*EXERCISE OBJECTIVE*. Copy all lines containing the string "Trabajo" from the records below.

*MATERIAL FOR THIS EXERCISE*.
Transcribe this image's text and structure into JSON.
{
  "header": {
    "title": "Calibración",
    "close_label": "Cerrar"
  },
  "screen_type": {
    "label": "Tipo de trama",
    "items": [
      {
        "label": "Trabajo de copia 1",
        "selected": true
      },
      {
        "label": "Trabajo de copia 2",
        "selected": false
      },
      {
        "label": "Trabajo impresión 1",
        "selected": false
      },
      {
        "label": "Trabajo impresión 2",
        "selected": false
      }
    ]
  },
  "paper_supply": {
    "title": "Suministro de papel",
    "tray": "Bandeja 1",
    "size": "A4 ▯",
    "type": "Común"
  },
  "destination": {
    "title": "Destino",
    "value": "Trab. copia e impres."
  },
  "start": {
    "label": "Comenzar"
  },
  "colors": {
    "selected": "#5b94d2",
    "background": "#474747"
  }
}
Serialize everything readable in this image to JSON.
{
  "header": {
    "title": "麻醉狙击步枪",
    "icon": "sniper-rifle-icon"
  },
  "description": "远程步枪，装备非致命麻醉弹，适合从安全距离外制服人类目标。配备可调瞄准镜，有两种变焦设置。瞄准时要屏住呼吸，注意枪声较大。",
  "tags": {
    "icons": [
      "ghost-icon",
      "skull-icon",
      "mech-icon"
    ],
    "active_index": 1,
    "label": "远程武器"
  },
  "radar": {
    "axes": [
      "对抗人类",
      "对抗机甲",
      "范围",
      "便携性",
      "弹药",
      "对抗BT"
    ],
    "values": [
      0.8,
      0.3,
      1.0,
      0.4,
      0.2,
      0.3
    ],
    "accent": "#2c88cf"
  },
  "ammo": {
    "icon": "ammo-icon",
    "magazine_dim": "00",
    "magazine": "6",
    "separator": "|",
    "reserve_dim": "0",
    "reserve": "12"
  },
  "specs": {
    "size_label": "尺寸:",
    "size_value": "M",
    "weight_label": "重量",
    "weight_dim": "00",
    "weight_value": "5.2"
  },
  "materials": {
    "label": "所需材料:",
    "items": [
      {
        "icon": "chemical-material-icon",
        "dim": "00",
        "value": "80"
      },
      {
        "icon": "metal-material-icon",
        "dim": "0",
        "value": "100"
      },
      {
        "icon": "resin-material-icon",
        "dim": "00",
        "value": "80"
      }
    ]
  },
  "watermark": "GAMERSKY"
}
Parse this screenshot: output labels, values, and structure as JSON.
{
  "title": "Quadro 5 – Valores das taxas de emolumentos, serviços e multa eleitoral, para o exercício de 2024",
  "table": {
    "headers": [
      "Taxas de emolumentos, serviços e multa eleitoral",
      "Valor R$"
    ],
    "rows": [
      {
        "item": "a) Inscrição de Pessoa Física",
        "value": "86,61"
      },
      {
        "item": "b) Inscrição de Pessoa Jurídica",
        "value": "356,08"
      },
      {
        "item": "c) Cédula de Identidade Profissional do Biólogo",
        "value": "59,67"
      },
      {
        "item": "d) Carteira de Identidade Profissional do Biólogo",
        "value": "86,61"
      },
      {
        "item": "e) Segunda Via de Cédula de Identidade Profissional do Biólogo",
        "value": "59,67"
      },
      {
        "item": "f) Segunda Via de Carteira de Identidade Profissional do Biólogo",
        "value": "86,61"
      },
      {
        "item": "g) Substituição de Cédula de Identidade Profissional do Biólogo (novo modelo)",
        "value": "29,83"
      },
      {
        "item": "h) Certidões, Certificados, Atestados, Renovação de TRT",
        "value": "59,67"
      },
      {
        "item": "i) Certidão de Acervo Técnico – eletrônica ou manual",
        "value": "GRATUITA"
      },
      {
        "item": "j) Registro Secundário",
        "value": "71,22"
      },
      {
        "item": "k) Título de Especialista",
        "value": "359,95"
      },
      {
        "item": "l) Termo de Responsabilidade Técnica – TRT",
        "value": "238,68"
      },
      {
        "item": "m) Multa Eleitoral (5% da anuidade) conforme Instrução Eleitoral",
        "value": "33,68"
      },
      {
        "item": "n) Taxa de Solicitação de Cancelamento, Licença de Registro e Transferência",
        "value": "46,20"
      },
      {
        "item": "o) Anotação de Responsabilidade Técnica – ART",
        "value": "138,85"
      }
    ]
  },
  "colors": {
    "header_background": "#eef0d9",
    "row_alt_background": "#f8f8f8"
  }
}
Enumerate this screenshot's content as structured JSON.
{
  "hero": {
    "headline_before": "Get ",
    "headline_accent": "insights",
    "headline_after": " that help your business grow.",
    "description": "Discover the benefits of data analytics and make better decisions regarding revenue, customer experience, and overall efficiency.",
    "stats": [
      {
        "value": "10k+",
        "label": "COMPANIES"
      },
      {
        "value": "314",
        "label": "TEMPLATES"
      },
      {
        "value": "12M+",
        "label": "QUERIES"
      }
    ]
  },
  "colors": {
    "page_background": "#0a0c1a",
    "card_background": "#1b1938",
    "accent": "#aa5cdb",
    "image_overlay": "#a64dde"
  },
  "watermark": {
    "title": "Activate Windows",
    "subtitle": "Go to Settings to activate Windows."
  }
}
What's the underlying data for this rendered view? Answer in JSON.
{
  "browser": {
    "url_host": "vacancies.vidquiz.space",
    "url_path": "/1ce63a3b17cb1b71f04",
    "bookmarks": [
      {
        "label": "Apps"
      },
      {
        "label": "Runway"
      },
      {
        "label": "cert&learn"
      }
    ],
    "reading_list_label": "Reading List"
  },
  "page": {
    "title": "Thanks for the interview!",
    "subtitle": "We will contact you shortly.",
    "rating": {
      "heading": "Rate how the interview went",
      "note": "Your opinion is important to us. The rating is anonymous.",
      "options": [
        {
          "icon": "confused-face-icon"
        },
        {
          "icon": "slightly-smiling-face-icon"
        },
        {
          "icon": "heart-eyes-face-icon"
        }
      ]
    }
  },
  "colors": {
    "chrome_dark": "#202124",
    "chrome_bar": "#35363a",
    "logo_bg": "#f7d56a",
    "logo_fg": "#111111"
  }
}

*TASK ANSWER*.
        "label": "Trabajo de copia 1",
        "label": "Trabajo de copia 2",
        "label": "Trabajo impresión 1",
        "label": "Trabajo impresión 2",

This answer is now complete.